But for it to be good takes work.
Even in the biblical creation account, Genesis 2:3 says on the seventh day God “rested from all the work of creating he had done.” Now God would not have been physically tired, so this was probably more about modeling for us. But the point stands. Creating that which is good takes work.
And here lies the rub. We want the good without the labor! We’re usually not that eager to commit to studying, practicing, researching, working with mentors or coaches, failing and trying again, or doing whatever it takes to be good.
This is why people like Michael Jackson are so inspirational. You can’t watch his artistry without an awe-filled sense of what it took him to get there. Remember what Thomas Edison said about genius? It is 1% inspiration and 99% perspiration. We don’t like to sweat.

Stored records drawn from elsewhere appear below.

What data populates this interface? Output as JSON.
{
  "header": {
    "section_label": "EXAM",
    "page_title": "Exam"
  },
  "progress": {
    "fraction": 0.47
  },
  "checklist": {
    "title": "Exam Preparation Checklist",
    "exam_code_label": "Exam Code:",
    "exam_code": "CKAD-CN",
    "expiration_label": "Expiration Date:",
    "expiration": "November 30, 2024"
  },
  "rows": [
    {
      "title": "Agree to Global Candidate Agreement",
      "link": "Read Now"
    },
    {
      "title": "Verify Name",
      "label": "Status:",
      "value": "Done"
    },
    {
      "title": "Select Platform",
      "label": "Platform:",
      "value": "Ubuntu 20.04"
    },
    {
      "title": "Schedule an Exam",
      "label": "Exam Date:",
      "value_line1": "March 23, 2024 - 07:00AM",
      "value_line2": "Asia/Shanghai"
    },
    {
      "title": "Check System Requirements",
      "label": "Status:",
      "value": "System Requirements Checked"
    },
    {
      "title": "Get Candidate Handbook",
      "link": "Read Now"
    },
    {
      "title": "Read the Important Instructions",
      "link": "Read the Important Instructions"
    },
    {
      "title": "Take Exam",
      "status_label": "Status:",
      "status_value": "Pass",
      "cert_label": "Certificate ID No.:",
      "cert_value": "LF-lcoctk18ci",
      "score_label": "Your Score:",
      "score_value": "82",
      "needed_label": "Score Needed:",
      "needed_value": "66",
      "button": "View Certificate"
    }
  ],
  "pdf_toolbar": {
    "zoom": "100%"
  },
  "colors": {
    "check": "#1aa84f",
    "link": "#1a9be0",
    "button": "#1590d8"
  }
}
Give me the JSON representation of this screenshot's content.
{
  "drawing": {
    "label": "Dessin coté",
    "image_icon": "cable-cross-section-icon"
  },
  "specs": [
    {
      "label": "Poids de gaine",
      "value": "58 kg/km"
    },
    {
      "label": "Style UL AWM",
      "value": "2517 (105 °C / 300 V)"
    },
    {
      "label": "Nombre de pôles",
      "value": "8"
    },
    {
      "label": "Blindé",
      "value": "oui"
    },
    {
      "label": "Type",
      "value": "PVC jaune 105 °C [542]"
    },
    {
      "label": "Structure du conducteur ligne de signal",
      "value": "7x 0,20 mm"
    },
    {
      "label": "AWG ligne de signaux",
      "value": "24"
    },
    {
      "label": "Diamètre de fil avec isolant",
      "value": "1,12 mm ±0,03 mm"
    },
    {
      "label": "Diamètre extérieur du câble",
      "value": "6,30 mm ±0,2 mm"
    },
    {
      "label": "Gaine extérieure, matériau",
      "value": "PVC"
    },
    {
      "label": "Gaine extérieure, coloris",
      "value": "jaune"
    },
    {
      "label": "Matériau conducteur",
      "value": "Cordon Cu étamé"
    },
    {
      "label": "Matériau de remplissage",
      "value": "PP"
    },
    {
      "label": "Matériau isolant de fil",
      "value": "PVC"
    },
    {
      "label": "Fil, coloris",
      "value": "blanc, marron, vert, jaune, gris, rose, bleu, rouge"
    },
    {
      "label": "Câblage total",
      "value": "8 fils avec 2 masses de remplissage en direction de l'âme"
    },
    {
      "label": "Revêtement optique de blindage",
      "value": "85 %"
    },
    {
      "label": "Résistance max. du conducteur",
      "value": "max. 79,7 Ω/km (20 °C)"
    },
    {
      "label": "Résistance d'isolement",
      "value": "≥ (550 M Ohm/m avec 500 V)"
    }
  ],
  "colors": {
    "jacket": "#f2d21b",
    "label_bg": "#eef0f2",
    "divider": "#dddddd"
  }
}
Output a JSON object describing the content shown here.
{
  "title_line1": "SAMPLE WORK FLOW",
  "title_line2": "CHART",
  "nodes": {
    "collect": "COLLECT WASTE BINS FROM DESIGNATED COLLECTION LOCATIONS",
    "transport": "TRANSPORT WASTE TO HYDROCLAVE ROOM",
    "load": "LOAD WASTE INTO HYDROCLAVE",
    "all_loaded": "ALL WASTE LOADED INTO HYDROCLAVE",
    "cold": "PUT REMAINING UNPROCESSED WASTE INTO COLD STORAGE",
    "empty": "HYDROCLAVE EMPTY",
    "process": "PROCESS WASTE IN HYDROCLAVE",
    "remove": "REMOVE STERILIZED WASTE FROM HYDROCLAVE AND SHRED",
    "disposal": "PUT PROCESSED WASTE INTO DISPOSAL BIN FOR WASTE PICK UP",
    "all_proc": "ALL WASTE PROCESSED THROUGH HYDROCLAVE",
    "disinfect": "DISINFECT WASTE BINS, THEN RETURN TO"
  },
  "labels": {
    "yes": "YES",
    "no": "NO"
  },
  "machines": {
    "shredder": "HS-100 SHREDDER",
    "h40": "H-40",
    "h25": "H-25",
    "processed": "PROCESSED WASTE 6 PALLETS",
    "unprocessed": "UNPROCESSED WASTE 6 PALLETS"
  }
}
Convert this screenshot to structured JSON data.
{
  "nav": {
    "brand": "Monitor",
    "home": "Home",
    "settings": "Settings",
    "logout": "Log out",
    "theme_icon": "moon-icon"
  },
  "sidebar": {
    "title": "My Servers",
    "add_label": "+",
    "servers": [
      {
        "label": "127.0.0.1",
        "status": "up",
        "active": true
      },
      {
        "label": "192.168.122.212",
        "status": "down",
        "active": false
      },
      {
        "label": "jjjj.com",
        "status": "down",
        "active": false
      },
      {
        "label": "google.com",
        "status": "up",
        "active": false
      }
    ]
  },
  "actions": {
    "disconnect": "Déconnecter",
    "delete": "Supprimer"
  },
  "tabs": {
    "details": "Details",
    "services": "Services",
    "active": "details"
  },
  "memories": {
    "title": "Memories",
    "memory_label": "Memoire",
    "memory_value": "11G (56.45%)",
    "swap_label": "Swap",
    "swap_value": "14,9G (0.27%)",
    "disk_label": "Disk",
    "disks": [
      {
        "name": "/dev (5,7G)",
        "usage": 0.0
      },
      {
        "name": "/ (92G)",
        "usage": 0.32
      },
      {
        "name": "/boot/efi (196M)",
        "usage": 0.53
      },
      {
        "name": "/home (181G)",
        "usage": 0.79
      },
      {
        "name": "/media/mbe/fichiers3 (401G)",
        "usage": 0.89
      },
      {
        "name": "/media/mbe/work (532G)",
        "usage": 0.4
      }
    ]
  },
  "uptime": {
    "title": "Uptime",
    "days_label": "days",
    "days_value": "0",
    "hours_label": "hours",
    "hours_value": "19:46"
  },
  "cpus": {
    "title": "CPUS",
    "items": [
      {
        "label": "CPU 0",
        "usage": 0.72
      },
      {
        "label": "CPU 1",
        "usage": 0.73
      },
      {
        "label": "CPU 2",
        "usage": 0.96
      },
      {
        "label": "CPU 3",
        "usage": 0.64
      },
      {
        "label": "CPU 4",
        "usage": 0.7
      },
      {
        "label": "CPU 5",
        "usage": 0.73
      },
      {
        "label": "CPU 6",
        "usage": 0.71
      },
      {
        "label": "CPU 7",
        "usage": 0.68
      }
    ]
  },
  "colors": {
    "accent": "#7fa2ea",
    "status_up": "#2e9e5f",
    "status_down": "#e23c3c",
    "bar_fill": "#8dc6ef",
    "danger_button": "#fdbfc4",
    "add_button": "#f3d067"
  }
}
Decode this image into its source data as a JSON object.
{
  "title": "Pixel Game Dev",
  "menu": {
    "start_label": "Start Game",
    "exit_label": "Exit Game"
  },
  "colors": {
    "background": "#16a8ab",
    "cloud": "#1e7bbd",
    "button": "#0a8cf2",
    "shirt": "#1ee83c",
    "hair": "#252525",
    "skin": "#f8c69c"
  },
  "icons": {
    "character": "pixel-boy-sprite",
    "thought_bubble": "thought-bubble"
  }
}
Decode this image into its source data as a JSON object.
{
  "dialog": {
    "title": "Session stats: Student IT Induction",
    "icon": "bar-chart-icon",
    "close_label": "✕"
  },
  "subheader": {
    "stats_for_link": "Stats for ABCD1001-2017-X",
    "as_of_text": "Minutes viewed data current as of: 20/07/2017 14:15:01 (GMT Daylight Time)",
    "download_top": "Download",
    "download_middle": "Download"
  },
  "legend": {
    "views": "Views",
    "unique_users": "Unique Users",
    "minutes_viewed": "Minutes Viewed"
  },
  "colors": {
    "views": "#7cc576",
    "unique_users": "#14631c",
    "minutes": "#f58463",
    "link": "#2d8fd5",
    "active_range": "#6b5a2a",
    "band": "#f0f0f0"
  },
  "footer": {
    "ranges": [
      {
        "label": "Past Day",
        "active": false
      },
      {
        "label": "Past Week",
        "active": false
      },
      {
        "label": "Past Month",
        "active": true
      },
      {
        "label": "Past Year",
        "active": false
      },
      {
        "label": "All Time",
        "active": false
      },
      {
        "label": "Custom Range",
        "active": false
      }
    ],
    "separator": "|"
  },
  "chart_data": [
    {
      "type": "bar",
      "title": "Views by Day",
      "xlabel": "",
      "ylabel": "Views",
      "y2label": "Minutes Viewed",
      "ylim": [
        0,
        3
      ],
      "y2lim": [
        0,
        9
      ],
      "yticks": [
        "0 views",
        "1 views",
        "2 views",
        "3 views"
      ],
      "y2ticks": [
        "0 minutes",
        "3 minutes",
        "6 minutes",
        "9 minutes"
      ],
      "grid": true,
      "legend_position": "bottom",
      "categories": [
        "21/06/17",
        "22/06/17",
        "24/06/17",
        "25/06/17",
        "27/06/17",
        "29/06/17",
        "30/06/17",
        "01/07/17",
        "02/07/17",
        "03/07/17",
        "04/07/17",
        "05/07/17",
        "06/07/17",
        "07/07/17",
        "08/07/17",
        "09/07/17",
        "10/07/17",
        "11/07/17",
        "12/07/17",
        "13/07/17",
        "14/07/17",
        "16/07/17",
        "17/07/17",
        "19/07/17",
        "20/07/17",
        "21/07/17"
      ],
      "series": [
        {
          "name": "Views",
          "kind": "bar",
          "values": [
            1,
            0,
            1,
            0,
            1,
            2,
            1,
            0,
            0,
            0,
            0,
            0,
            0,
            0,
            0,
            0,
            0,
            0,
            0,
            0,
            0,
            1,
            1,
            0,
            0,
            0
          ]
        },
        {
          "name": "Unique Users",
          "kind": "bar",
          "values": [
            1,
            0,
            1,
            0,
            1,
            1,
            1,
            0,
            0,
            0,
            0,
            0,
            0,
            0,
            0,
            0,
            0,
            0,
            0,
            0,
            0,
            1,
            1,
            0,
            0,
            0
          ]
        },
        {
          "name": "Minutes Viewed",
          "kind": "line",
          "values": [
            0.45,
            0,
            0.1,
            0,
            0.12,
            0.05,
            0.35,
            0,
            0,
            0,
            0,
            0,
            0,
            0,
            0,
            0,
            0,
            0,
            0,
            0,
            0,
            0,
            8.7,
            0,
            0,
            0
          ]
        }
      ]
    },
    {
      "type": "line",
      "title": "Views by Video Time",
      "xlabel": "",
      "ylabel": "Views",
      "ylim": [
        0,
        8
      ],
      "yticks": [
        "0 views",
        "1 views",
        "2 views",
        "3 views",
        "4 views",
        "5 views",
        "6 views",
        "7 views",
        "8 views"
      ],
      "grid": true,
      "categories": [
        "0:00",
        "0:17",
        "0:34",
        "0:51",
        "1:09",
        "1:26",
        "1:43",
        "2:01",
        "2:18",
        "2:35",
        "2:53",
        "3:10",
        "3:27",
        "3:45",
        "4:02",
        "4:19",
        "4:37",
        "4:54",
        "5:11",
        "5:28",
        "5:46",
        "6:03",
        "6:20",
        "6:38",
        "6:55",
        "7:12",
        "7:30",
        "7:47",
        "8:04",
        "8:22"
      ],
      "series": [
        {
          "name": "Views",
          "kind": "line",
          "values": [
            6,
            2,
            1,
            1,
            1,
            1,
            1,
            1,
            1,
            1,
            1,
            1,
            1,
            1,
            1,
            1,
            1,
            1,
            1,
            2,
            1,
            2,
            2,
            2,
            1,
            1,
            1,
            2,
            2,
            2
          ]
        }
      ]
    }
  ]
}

Yet, my heart is lifted when I see passion and commitment like Michael’s. How can I dare offer God anything less with the passions, gifts and abilities He’s given to me?
But too often, unfortunately, I’m just not willing to go there.
I’m reminded of a Plaster of Paris sculpture I did in junior high. As other students were finishing, I wanted to be done, too. When I turned mine in, my teacher said she liked what I had done so far, but wanted me to keep working on it.
We had a battle of artists’ wills for awhile, where I would do a little more, only to have her say, “This is coming along great, keep going.”
Finally, I held my ground to being finished, even though I could tell she wanted me to do more.
Now, more than 30 years later, when I look at that sculpture, I see exactly what she saw. I see where I really did stop too soon. It was okay, but not good.
Perhaps back then I needed more inspiration, a rest from it, or maybe I was just too lazy. I don’t know.
But I do know when I see models of passion and commitment today, and resulting fruit that is truly good, my creative core leaps. I want to create; no, I must create, to the best of my ability, that which is good, too. Just like my heavenly Father.
God saw all that he had made, and it was very good…